╭─ RECORDS TO PROCESS

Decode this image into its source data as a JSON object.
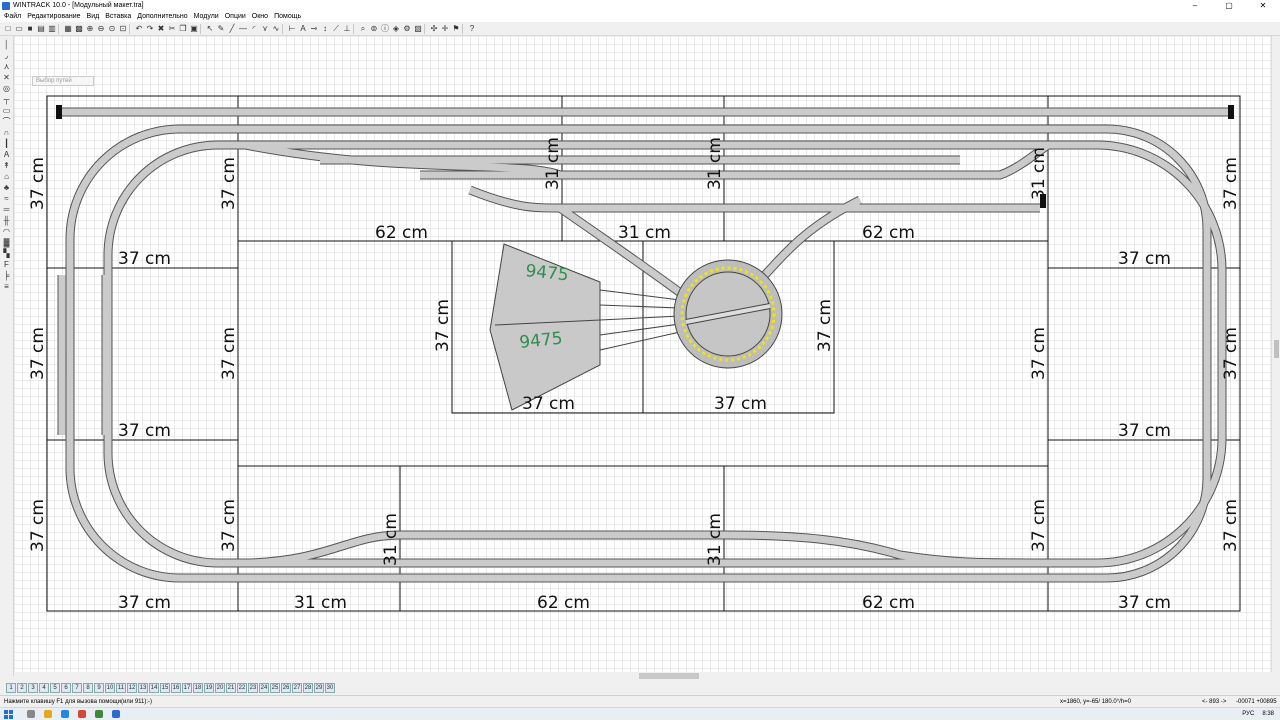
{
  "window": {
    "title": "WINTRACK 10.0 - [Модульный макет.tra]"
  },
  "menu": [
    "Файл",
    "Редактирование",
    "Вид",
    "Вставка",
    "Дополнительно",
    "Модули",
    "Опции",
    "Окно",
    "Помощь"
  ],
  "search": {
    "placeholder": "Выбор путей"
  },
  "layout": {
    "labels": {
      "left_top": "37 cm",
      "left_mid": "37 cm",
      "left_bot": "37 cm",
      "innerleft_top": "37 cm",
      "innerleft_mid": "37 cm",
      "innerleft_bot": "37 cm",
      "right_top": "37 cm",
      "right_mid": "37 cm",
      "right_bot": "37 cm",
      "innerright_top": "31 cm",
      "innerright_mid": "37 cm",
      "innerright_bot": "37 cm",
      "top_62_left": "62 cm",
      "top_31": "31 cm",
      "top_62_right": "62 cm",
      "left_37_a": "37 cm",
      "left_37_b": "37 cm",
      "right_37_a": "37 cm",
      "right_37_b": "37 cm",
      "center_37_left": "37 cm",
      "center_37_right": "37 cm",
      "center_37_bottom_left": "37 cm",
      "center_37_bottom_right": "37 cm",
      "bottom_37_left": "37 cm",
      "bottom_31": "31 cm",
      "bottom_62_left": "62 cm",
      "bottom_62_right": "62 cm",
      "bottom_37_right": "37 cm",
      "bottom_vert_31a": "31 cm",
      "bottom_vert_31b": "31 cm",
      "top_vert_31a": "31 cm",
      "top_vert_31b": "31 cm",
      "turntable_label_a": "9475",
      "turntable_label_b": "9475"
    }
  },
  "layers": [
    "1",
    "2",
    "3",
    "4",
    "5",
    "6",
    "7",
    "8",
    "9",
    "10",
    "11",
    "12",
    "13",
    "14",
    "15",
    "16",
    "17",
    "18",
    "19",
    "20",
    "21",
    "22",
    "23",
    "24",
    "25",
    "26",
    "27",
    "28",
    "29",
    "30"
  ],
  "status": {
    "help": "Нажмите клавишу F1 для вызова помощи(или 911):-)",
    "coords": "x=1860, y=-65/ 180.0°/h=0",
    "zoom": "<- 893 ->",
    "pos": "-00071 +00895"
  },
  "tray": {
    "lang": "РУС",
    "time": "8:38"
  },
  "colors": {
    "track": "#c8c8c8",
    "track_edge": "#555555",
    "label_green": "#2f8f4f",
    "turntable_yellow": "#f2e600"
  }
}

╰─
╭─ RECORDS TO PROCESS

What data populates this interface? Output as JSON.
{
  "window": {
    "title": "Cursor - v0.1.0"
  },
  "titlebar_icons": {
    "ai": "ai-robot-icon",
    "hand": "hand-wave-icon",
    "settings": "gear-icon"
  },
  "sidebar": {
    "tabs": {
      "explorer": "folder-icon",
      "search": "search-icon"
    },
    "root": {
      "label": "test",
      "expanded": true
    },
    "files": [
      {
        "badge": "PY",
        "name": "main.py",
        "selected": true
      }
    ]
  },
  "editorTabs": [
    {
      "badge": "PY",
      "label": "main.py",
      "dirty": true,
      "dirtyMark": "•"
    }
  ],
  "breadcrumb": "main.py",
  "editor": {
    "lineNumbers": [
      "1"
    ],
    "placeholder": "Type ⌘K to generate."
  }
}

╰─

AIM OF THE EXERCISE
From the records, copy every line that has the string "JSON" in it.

TASK OUTPUT
Decode this image into its source data as a JSON object.
What data populates this interface? Output as JSON.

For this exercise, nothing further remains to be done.